Skip to main content
ARS Home » Pacific West Area » Corvallis, Oregon » Horticultural Crops Research Unit » Research » Publications at this Location » Publication #296516

Title: Identifying rates of meadowfoam (Limnanthes alba) seed meal needed for suppression of Meloidogyne hapla and Pythium irregulare in soil

item ERSAHIN, YURDAGUL - Cankiri Karatekin University
item Weiland, Jerry
item Zasada, Inga
item REED, RALPH - Oregon State University
item STEVENS, JAN - Oregon State University

Submitted to: Plant Disease
Publication Type: Peer Reviewed Journal
Publication Acceptance Date: 3/26/2014
Publication Date: 9/1/2014
Citation: Ersahin, Y.S., Weiland, G.E., Zasada, I.A., Reed, R.L., Stevens, J.F. 2014. Identifying rates of meadowfoam (Limnanthes alba) seed meal needed for suppression of Meloidogyne hapla and Pythium irregulare in soil. Plant Disease. 98(9):1253-1260.

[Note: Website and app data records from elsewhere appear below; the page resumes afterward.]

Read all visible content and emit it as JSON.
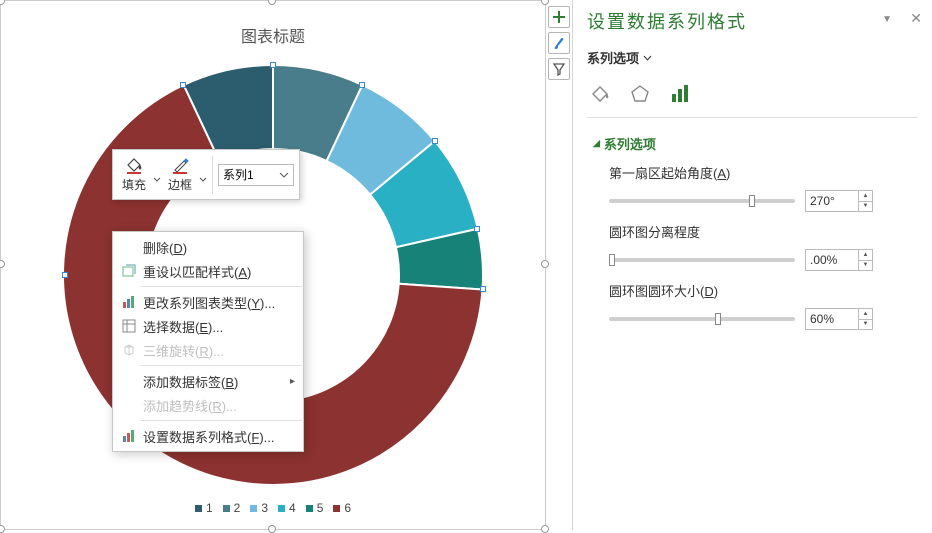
{
  "chart_data": {
    "type": "pie",
    "title": "图表标题",
    "subtype": "doughnut",
    "hole_size": 0.6,
    "start_angle_deg": 270,
    "explosion": 0,
    "categories": [
      "1",
      "2",
      "3",
      "4",
      "5",
      "6"
    ],
    "values": [
      7,
      7,
      7,
      7,
      7,
      65
    ],
    "colors": [
      "#2B5D6E",
      "#4A7D8C",
      "#6FBBDD",
      "#2AB0C5",
      "#178277",
      "#8C3230"
    ],
    "legend_position": "bottom"
  },
  "legend": [
    {
      "label": "1",
      "color": "#2B5D6E"
    },
    {
      "label": "2",
      "color": "#4A7D8C"
    },
    {
      "label": "3",
      "color": "#6FBBDD"
    },
    {
      "label": "4",
      "color": "#2AB0C5"
    },
    {
      "label": "5",
      "color": "#178277"
    },
    {
      "label": "6",
      "color": "#8C3230"
    }
  ],
  "mini_toolbar": {
    "fill_label": "填充",
    "outline_label": "边框",
    "series_selected": "系列1"
  },
  "context_menu": {
    "delete": "删除",
    "delete_k": "D",
    "reset": "重设以匹配样式",
    "reset_k": "A",
    "change_type": "更改系列图表类型",
    "change_type_k": "Y",
    "select_data": "选择数据",
    "select_data_k": "E",
    "rotate_3d": "三维旋转",
    "rotate_3d_k": "R",
    "add_labels": "添加数据标签",
    "add_labels_k": "B",
    "add_trend": "添加趋势线",
    "add_trend_k": "R",
    "format_series": "设置数据系列格式",
    "format_series_k": "F"
  },
  "format_pane": {
    "title": "设置数据系列格式",
    "subtitle": "系列选项",
    "section": "系列选项",
    "field1_label_a": "第一扇区起始角度",
    "field1_label_b": "A",
    "field1_value": "270°",
    "field2_label": "圆环图分离程度",
    "field2_value": ".00%",
    "field3_label_a": "圆环图圆环大小",
    "field3_label_b": "D",
    "field3_value": "60%"
  }
}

Interpretive Summary: Soilborne pathogens and plant-parasitic nematodes are both serious pests of agricultural crops worldwide. Novel ways to manage these pests must be discovered to maintain crop productivity. To this end, we examined the efficacy of different rates of meadowfoam seed meal in soil for controlling the soilborne plant-parasitic nematode (Meloidogyne hapla) and pathogen (Pythium irregulare) and on plant health. We found that the seed meal needed to be mixed with 1% seed to produce compounds toxic to the two soilborne pests. Unfortunately, the rates that controlled these pests were also toxic to tomatoes, wheat, and cucumbers that were planted immediately into the treated soil. However, the toxic effect to these crops was eliminated by waiting several days before planting into treated soil; the toxic compounds had disappeared by that time. Finally, we determined that both soilborne pests were killed within two hours after soil was treated with seed meal and seed. This research is significant because it establishes the use of a by- product of the oilseed industry, meadowfoam seed meal, as a naturally-occurring pesticide for plant-parasitic nematodes and pathogens.

Technical Abstract: Meadowfoam (Limnanthes alba) is a commercial oilseed crop grown in Oregon. After extracting oil from seed, the remaining seed meal is rich in the secondary plant metabolite glucolimnanthin, which can be converted into pesticidal compounds such as 3-methoxybenzyl isothiocyanate (ITC) and 3-methoxyphenylacetonitrile (nitrile) in the presence of the enzyme myrosinase from unprocessed, ground meadowfoam seed. In previous studies, we demonstrated that ITC and nitrile derived from meadowfoam seed meal are toxic to the plant-parasitic nematode Meloidogyne hapla and the plant pathogen Pythium irregulare. In this study, we evaluated factors that influence the implementation of meadowfoam seed meal into agricultural production systems for soilborne pathogen control. Rate-finding experiments demonstrated that a 1.0% seed/seed meal formulation (w/w) was necessary to achieve nematode and pathogen suppression; seed meal alone was insufficient for complete M. hapla control and it stimulated the growth of P. irregulare. When 1.0% seed/seed meal formulation was used, a greater soil amendment rate was required to cause 100% mortality in P. irregulare (1.0% w/w) than for M. hapla (0.5% w/w). In phytotoxicity experiments, soils amended with the 1.0% seed/seed meal formulation were toxic to wheat, cucumber, and tomato. However, phytotoxic effects could be mitigated by delayed planting into seed meal/seed amended soils. A final assay to monitor the release of ITC and nitrile as a function of M. hapla and P. irregulare mortality was conducted over a 6 day period in soils amended at 0.5 and 1.0% with the 1.0% seed/seed meal formulation. The response was rapid, with 100% mortality of both organisms within 2 h after exposure to amended soil. Concentrations of nitrile remained relatively constant over the 6 day period (~0.017 and 0.032 mg/ml at 0.5 and 1.0% amendment rates, respectively), whereas ITC production increased rapidly and peaked 12 to 24 hrs after amendment (0.083 and 0.171 mg/ml at 0.5 and 1.0% amendment rates, respectively) before returning to near undetectable levels.